__Exercise input__

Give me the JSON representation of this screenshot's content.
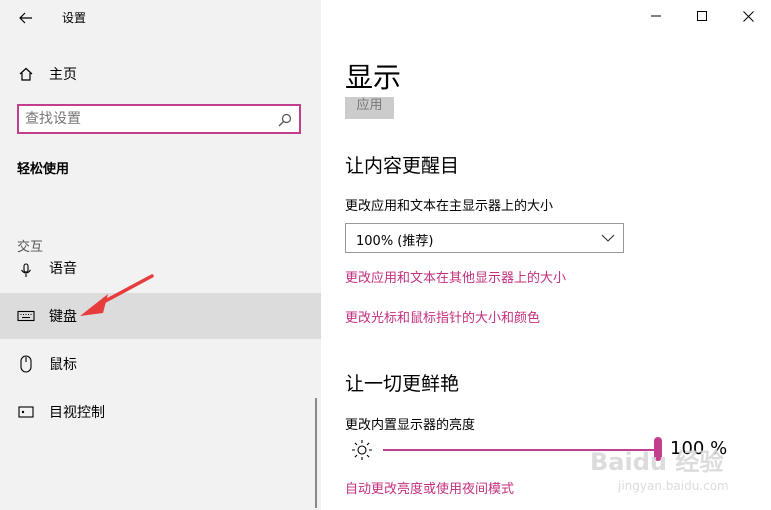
{
  "window": {
    "title": "设置",
    "controls": [
      "minimize",
      "maximize",
      "close"
    ]
  },
  "sidebar": {
    "home_label": "主页",
    "search_placeholder": "查找设置",
    "section_title": "轻松使用",
    "group_label": "交互",
    "items": [
      {
        "label": "语音",
        "icon": "microphone-icon"
      },
      {
        "label": "键盘",
        "icon": "keyboard-icon",
        "selected": true
      },
      {
        "label": "鼠标",
        "icon": "mouse-icon"
      },
      {
        "label": "目视控制",
        "icon": "eye-control-icon"
      }
    ]
  },
  "main": {
    "page_title": "显示",
    "apply_label": "应用",
    "section1_title": "让内容更醒目",
    "scale_label": "更改应用和文本在主显示器上的大小",
    "scale_value": "100% (推荐)",
    "link_other_displays": "更改应用和文本在其他显示器上的大小",
    "link_cursor": "更改光标和鼠标指针的大小和颜色",
    "section2_title": "让一切更鲜艳",
    "brightness_label": "更改内置显示器的亮度",
    "brightness_value": "100 %",
    "brightness_fraction": 1.0,
    "link_night_mode": "自动更改亮度或使用夜间模式"
  },
  "watermark": {
    "text": "Baidu 经验",
    "url_text": "jingyan.baidu.com"
  },
  "colors": {
    "accent": "#c23f8e",
    "link": "#c2307f",
    "sidebar_bg": "#f2f2f2",
    "selected_bg": "#dcdcdc",
    "annotation_arrow": "#e63c3c"
  }
}
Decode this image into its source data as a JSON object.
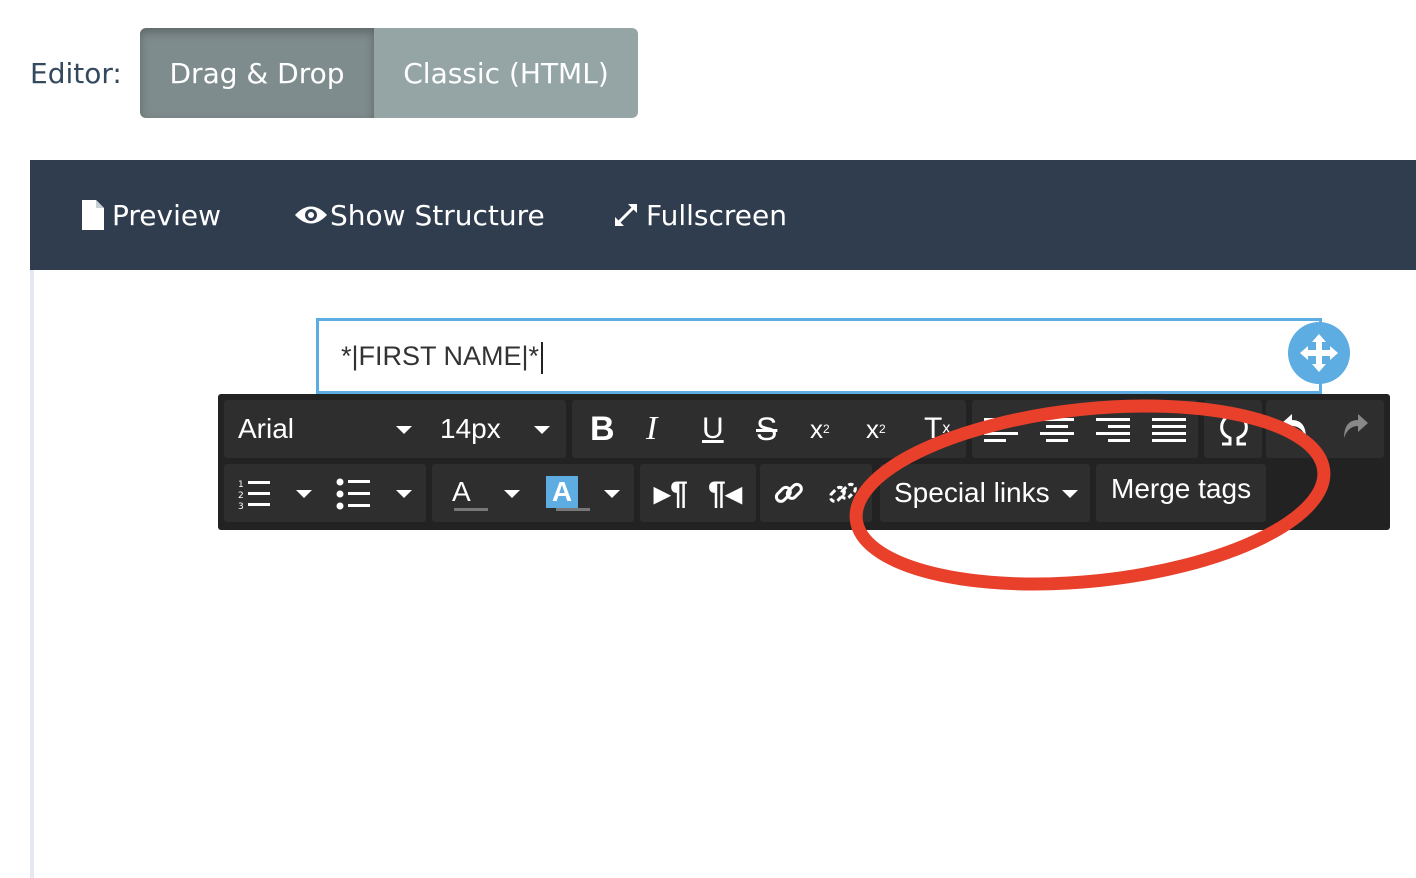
{
  "editor": {
    "label": "Editor:",
    "modes": [
      {
        "label": "Drag & Drop",
        "active": true
      },
      {
        "label": "Classic (HTML)",
        "active": false
      }
    ]
  },
  "nav": {
    "preview": "Preview",
    "show_structure": "Show Structure",
    "fullscreen": "Fullscreen"
  },
  "content": {
    "text": "*|FIRST NAME|*"
  },
  "toolbar": {
    "font_family": "Arial",
    "font_size": "14px",
    "color_letter": "A",
    "bg_color_letter": "A",
    "special_links": "Special links",
    "merge_tags": "Merge tags"
  },
  "colors": {
    "nav_bg": "#2f3d4f",
    "toolbar_bg": "#222222",
    "accent": "#5dade2",
    "highlight": "#e8402a"
  }
}
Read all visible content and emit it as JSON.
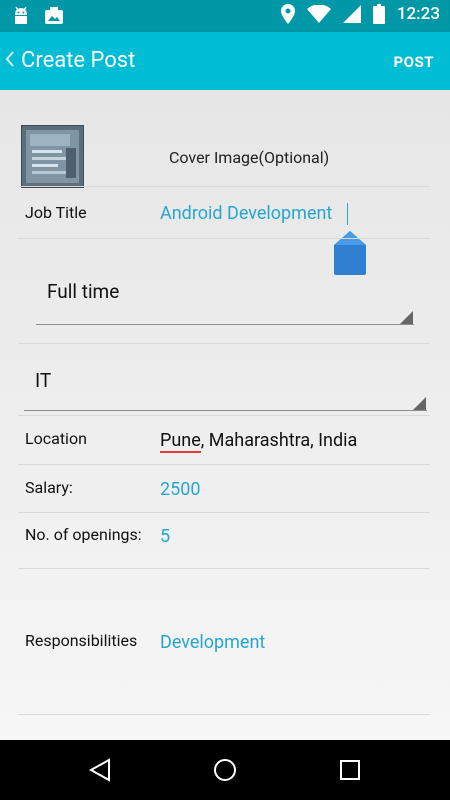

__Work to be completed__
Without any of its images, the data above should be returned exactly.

__Written solution__
Give me the JSON representation of this screenshot's content.
{
  "window": {
    "title": "设置",
    "controls": [
      "minimize",
      "maximize",
      "close"
    ]
  },
  "sidebar": {
    "home_label": "主页",
    "search_placeholder": "查找设置",
    "section_title": "轻松使用",
    "group_label": "交互",
    "items": [
      {
        "label": "语音",
        "icon": "microphone-icon"
      },
      {
        "label": "键盘",
        "icon": "keyboard-icon",
        "selected": true
      },
      {
        "label": "鼠标",
        "icon": "mouse-icon"
      },
      {
        "label": "目视控制",
        "icon": "eye-control-icon"
      }
    ]
  },
  "main": {
    "page_title": "显示",
    "apply_label": "应用",
    "section1_title": "让内容更醒目",
    "scale_label": "更改应用和文本在主显示器上的大小",
    "scale_value": "100% (推荐)",
    "link_other_displays": "更改应用和文本在其他显示器上的大小",
    "link_cursor": "更改光标和鼠标指针的大小和颜色",
    "section2_title": "让一切更鲜艳",
    "brightness_label": "更改内置显示器的亮度",
    "brightness_value": "100 %",
    "brightness_fraction": 1.0,
    "link_night_mode": "自动更改亮度或使用夜间模式"
  },
  "watermark": {
    "text": "Baidu 经验",
    "url_text": "jingyan.baidu.com"
  },
  "colors": {
    "accent": "#c23f8e",
    "link": "#c2307f",
    "sidebar_bg": "#f2f2f2",
    "selected_bg": "#dcdcdc",
    "annotation_arrow": "#e63c3c"
  }
}
Decode this image into its source data as a JSON object.
{
  "editor": {
    "label": "Editor:",
    "modes": [
      {
        "label": "Drag & Drop",
        "active": true
      },
      {
        "label": "Classic (HTML)",
        "active": false
      }
    ]
  },
  "nav": {
    "preview": "Preview",
    "show_structure": "Show Structure",
    "fullscreen": "Fullscreen"
  },
  "content": {
    "text": "*|FIRST NAME|*"
  },
  "toolbar": {
    "font_family": "Arial",
    "font_size": "14px",
    "color_letter": "A",
    "bg_color_letter": "A",
    "special_links": "Special links",
    "merge_tags": "Merge tags"
  },
  "colors": {
    "nav_bg": "#2f3d4f",
    "toolbar_bg": "#222222",
    "accent": "#5dade2",
    "highlight": "#e8402a"
  }
}
Read all visible content and emit it as JSON.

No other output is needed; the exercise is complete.